A survey conducted in December on behalf of VistaJet with over 650 travel and hospitality executives focused on High New Worth consumers found private aviation will have a higher profile role in the more significant travel history moving forward.
The study included representatives from luxury hotels and resorts, tour operators, travel agents, and travel designers worldwide.
More than half (54%) said private jets would play a more central role moving forward, compared to 20% who said the same as before and 26% who see a smaller part.
Related: New survey of new private jet users shows 96% expect to continue using private aviation post-COVID-19
The enthusiasm for private jets is perhaps not particularly surprising. While private jet charter operators saw business climb to better than 90% of pre-COVID-19 levels by the end of 2020, it was not so for the broader luxury travel industry.
43% saw revenue drop by at least 90%
Over three quarters (77.8%) of executives surveyed said their businesses saw net revenue fall by more than 60% last year. A staggering 43% saw revenue drop by at least 90%.
What’s more, nearly two-thirds (65.5%) said they expect a slow recovery from the COVID-19 pandemic despite the ongoing vaccination effort. Eighty-three percent (83%) have at least some concern that customers will be unwilling to travel if they have to undergo more hassle in doing so.
One European travel advisor told the researchers, “Adaptability is the key. You need to be able to flex your offering and approach at very short notice due to the significant changes being made on a weekly basis.”
Travel designers said the ever-changing restrictions on international travel is causing clients to focus more on domestic destinations. Separately, research from Wing-X, Argus TRAQPak, and Tuvoli have shown U.S. second-home destinations such as the Hamptons on Long Island’s East End, Cape Cod, Aspen, and South Florida.
Don’t expect discounts
For the broader luxury travel industry, the COVID pandemic has meant cutting capacity. Researchers said many businesses had put strategic plans on halt. The vast majority of businesses (89%)
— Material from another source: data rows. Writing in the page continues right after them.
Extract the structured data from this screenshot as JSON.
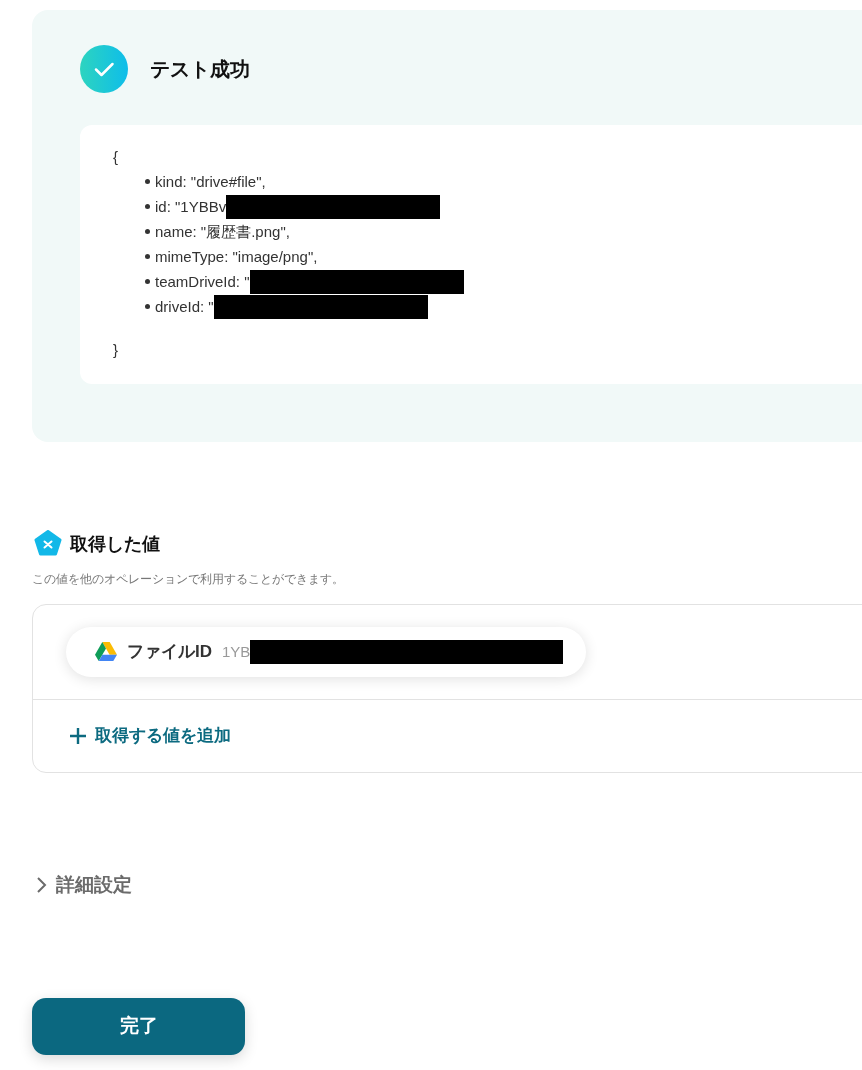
{
  "test_result": {
    "title": "テスト成功",
    "open_brace": "{",
    "close_brace": "}",
    "fields": [
      {
        "text": "kind: \"drive#file\",",
        "redacted": false
      },
      {
        "text": "id: \"1YBBv",
        "redacted": true
      },
      {
        "text": "name: \"履歴書.png\",",
        "redacted": false
      },
      {
        "text": "mimeType: \"image/png\",",
        "redacted": false
      },
      {
        "text": "teamDriveId: \"",
        "redacted": true
      },
      {
        "text": "driveId: \"",
        "redacted": true
      }
    ]
  },
  "acquired_values": {
    "title": "取得した値",
    "description": "この値を他のオペレーションで利用することができます。",
    "items": [
      {
        "label": "ファイルID",
        "value": "1YB",
        "redacted": true
      }
    ],
    "add_button": "取得する値を追加"
  },
  "advanced_settings": {
    "label": "詳細設定",
    "expanded": false
  },
  "done_button": "完了"
}
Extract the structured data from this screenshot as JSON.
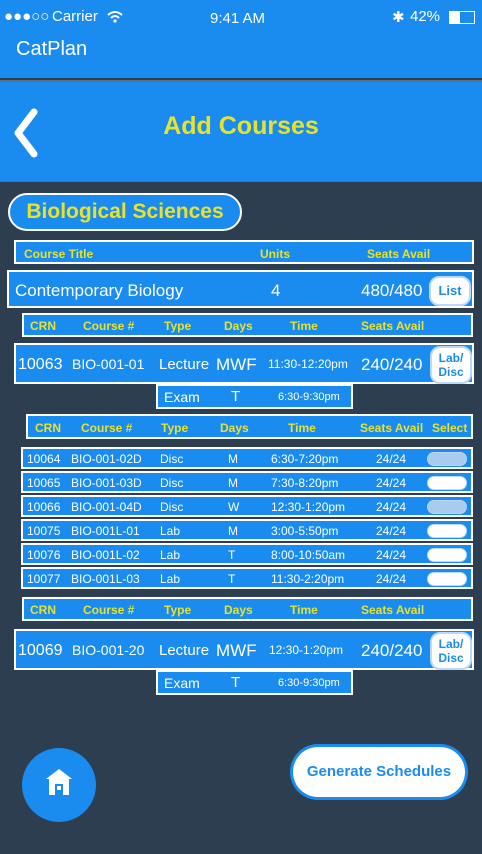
{
  "status": {
    "carrier": "Carrier",
    "time": "9:41 AM",
    "battery": "42%"
  },
  "app": {
    "name": "CatPlan"
  },
  "header": {
    "title": "Add Courses"
  },
  "department": "Biological Sciences",
  "course_header": {
    "title": "Course Title",
    "units": "Units",
    "seats": "Seats Avail"
  },
  "course": {
    "title": "Contemporary Biology",
    "units": "4",
    "seats": "480/480",
    "button": "List"
  },
  "section_header": {
    "crn": "CRN",
    "course": "Course #",
    "type": "Type",
    "days": "Days",
    "time": "Time",
    "seats": "Seats Avail"
  },
  "lab_header": {
    "crn": "CRN",
    "course": "Course #",
    "type": "Type",
    "days": "Days",
    "time": "Time",
    "seats": "Seats Avail",
    "select": "Select"
  },
  "section1": {
    "crn": "10063",
    "course": "BIO-001-01",
    "type": "Lecture",
    "days": "MWF",
    "time": "11:30-12:20pm",
    "seats": "240/240",
    "button": "Lab/ Disc"
  },
  "exam1": {
    "type": "Exam",
    "days": "T",
    "time": "6:30-9:30pm"
  },
  "labs": [
    {
      "crn": "10064",
      "course": "BIO-001-02D",
      "type": "Disc",
      "days": "M",
      "time": "6:30-7:20pm",
      "seats": "24/24"
    },
    {
      "crn": "10065",
      "course": "BIO-001-03D",
      "type": "Disc",
      "days": "M",
      "time": "7:30-8:20pm",
      "seats": "24/24"
    },
    {
      "crn": "10066",
      "course": "BIO-001-04D",
      "type": "Disc",
      "days": "W",
      "time": "12:30-1:20pm",
      "seats": "24/24"
    },
    {
      "crn": "10075",
      "course": "BIO-001L-01",
      "type": "Lab",
      "days": "M",
      "time": "3:00-5:50pm",
      "seats": "24/24"
    },
    {
      "crn": "10076",
      "course": "BIO-001L-02",
      "type": "Lab",
      "days": "T",
      "time": "8:00-10:50am",
      "seats": "24/24"
    },
    {
      "crn": "10077",
      "course": "BIO-001L-03",
      "type": "Lab",
      "days": "T",
      "time": "11:30-2:20pm",
      "seats": "24/24"
    }
  ],
  "section2": {
    "crn": "10069",
    "course": "BIO-001-20",
    "type": "Lecture",
    "days": "MWF",
    "time": "12:30-1:20pm",
    "seats": "240/240",
    "button": "Lab/ Disc"
  },
  "exam2": {
    "type": "Exam",
    "days": "T",
    "time": "6:30-9:30pm"
  },
  "footer": {
    "generate": "Generate Schedules"
  },
  "colors": {
    "primary": "#1a8cf0",
    "background": "#2c3e50",
    "accent": "#e8e22a"
  }
}
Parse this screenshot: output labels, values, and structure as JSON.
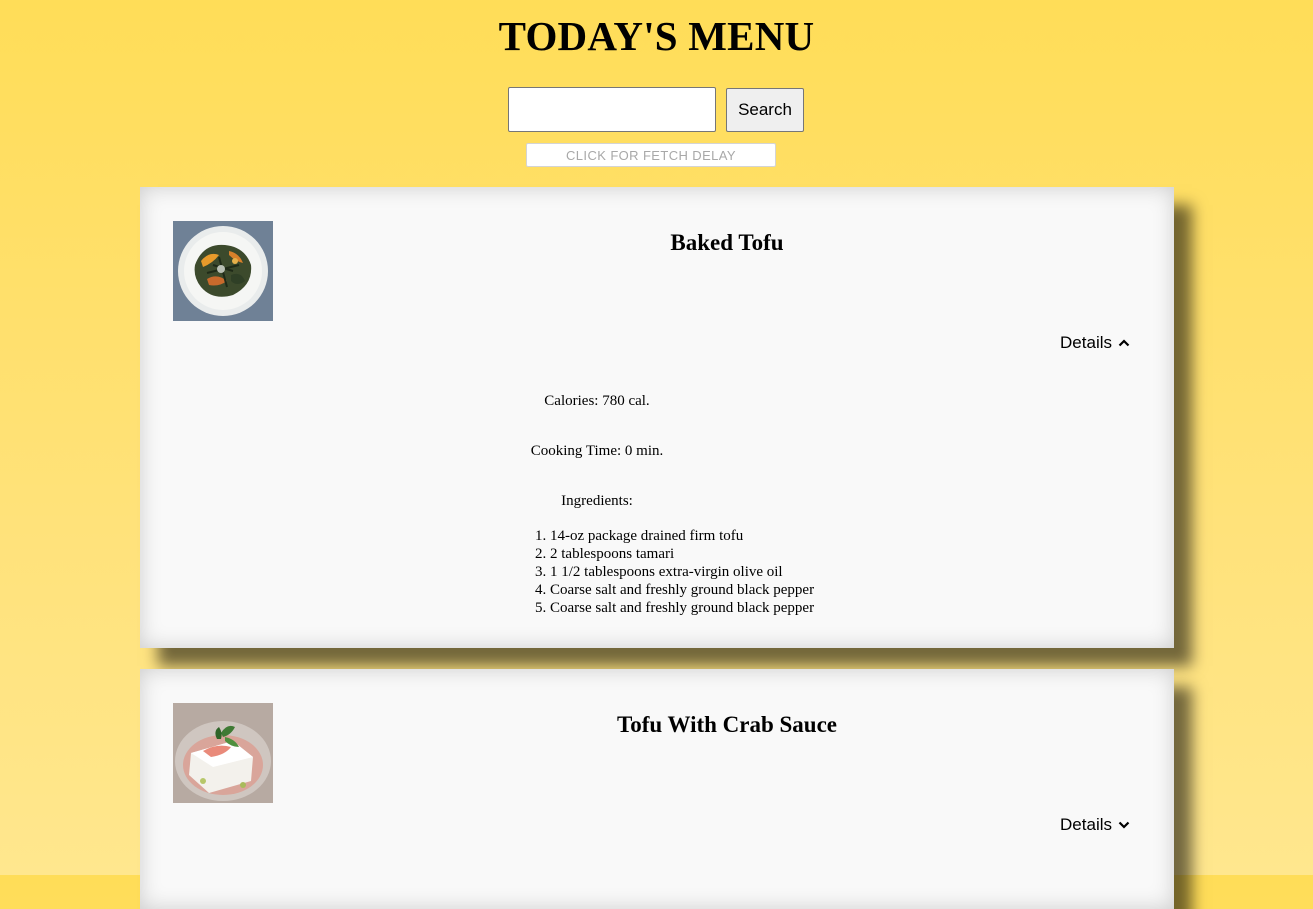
{
  "page": {
    "title": "TODAY'S MENU"
  },
  "search": {
    "value": "",
    "placeholder": "",
    "button_label": "Search",
    "fetch_delay_label": "CLICK FOR FETCH DELAY"
  },
  "recipes": [
    {
      "name": "Baked Tofu",
      "details_label": "Details",
      "expanded": true,
      "toggle_icon": "chevron-up-icon",
      "calories": "Calories: 780 cal.",
      "cooking_time": "Cooking Time: 0 min.",
      "ingredients_heading": "Ingredients:",
      "ingredients": [
        "1. 14-oz package drained firm tofu",
        "2. 2 tablespoons tamari",
        "3. 1 1/2 tablespoons extra-virgin olive oil",
        "4. Coarse salt and freshly ground black pepper",
        "5. Coarse salt and freshly ground black pepper"
      ]
    },
    {
      "name": "Tofu With Crab Sauce",
      "details_label": "Details",
      "expanded": false,
      "toggle_icon": "chevron-down-icon"
    }
  ],
  "colors": {
    "background": "#ffdd58",
    "card": "#f9f9f9"
  }
}
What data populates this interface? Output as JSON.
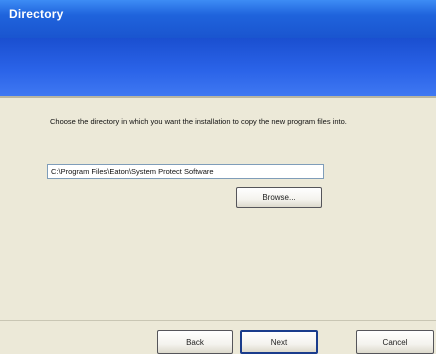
{
  "window": {
    "title": "Directory"
  },
  "content": {
    "instruction": "Choose the directory in which you want the installation to copy the new program files into.",
    "install_path": "C:\\Program Files\\Eaton\\System Protect Software"
  },
  "buttons": {
    "browse": "Browse...",
    "back": "Back",
    "next": "Next",
    "cancel": "Cancel"
  }
}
are maintaining or reducing capacity. Only 11% are increasing inventory in the coming months.
As might be expected, marketing is taking a hit. While 27% of those surveyed are planning to increase their marketing budget, 44% have reduced spending. Just 29% holding steady.
However, don’t expect a flood of deals. Two-thirds (66%) are holding steady with pricing. The rest are increasing pricing instead of cutting rates by a nearly two-to-one margin (22% to 12%).
To appeal to COVID-19 era consumers, 94.4% said they have or are considering changes to cancelation policies, although many felt they had little choice. Some 62% said they had created new products, with another 22% saying new products and services are in the works. What’s more, more businesses are increasing their focus on HNW customers, with 62.2% planning to target wealthier consumers.
Over 9 in 10 companies have taken specific action in two key areas – improving the customer experience (96.4% taking at least ‘some action’) and delivering a safer experience (94.2% taking at least ‘some action’).
More private jet partnerships
Putting a spotlight on private jet companies, 86.5% said they had increased collaborations with other providers. More than half (54%) reported partnerships “played a vital role in mitigating the impact of the pandemic.”
Expect more partnerships between private aviation providers and luxury travel companies in the future. Industry partnerships will be more important in the future, according to 78.8% of executives. Some 83% said these relationships are “useful for introductions to new customers.” A similar 83% said they are helpful for brand positioning.
The research also showed customers are increasingly expecting their providers to offer partner benefits (74.5%). Hence 70.2% told the researchers will look to establish new partnerships in the next 12 months.
Travel agents were the biggest pool of respondents (56%), followed by hotel executives (19%) and tour operators (12%). Respondents were split between Europe (49%), Asia (20%), North America (19%), the Middle East (9%), and South America (3%).